_ASSIGNMENT_
Reproduce the records below in their entirety, character for character.

App and web page records:
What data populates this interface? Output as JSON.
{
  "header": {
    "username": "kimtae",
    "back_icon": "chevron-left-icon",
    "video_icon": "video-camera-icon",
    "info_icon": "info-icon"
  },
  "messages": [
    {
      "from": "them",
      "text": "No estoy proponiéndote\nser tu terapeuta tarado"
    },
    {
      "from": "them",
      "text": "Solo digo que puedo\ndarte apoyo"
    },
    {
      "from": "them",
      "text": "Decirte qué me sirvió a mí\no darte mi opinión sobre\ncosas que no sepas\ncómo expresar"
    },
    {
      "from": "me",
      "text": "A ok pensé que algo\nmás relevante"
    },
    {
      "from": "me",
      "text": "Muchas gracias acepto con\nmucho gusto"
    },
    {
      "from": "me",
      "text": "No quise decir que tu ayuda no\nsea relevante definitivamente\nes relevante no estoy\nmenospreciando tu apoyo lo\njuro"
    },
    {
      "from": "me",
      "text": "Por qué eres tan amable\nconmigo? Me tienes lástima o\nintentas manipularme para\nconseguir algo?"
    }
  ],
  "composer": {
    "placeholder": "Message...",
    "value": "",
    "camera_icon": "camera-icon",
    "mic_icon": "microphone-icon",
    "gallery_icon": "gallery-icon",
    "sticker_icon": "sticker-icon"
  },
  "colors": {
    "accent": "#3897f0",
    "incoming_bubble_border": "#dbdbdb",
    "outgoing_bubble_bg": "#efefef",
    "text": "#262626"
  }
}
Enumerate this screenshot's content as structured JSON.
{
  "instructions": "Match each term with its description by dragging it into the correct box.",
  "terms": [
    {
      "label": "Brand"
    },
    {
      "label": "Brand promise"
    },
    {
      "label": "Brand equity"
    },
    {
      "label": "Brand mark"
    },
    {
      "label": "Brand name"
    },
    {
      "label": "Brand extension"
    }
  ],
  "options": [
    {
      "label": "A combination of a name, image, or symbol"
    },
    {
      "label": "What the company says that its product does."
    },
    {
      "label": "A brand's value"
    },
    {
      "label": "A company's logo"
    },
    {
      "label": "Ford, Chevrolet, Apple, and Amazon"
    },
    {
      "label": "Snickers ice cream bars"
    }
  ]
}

_TASK RESPONSE_
What data populates this interface? Output as JSON.
{
  "header": {
    "username": "kimtae",
    "back_icon": "chevron-left-icon",
    "video_icon": "video-camera-icon",
    "info_icon": "info-icon"
  },
  "messages": [
    {
      "from": "them",
      "text": "No estoy proponiéndote\nser tu terapeuta tarado"
    },
    {
      "from": "them",
      "text": "Solo digo que puedo\ndarte apoyo"
    },
    {
      "from": "them",
      "text": "Decirte qué me sirvió a mí\no darte mi opinión sobre\ncosas que no sepas\ncómo expresar"
    },
    {
      "from": "me",
      "text": "A ok pensé que algo\nmás relevante"
    },
    {
      "from": "me",
      "text": "Muchas gracias acepto con\nmucho gusto"
    },
    {
      "from": "me",
      "text": "No quise decir que tu ayuda no\nsea relevante definitivamente\nes relevante no estoy\nmenospreciando tu apoyo lo\njuro"
    },
    {
      "from": "me",
      "text": "Por qué eres tan amable\nconmigo? Me tienes lástima o\nintentas manipularme para\nconseguir algo?"
    }
  ],
  "composer": {
    "placeholder": "Message...",
    "value": "",
    "camera_icon": "camera-icon",
    "mic_icon": "microphone-icon",
    "gallery_icon": "gallery-icon",
    "sticker_icon": "sticker-icon"
  },
  "colors": {
    "accent": "#3897f0",
    "incoming_bubble_border": "#dbdbdb",
    "outgoing_bubble_bg": "#efefef",
    "text": "#262626"
  }
}
Enumerate this screenshot's content as structured JSON.
{
  "instructions": "Match each term with its description by dragging it into the correct box.",
  "terms": [
    {
      "label": "Brand"
    },
    {
      "label": "Brand promise"
    },
    {
      "label": "Brand equity"
    },
    {
      "label": "Brand mark"
    },
    {
      "label": "Brand name"
    },
    {
      "label": "Brand extension"
    }
  ],
  "options": [
    {
      "label": "A combination of a name, image, or symbol"
    },
    {
      "label": "What the company says that its product does."
    },
    {
      "label": "A brand's value"
    },
    {
      "label": "A company's logo"
    },
    {
      "label": "Ford, Chevrolet, Apple, and Amazon"
    },
    {
      "label": "Snickers ice cream bars"
    }
  ]
}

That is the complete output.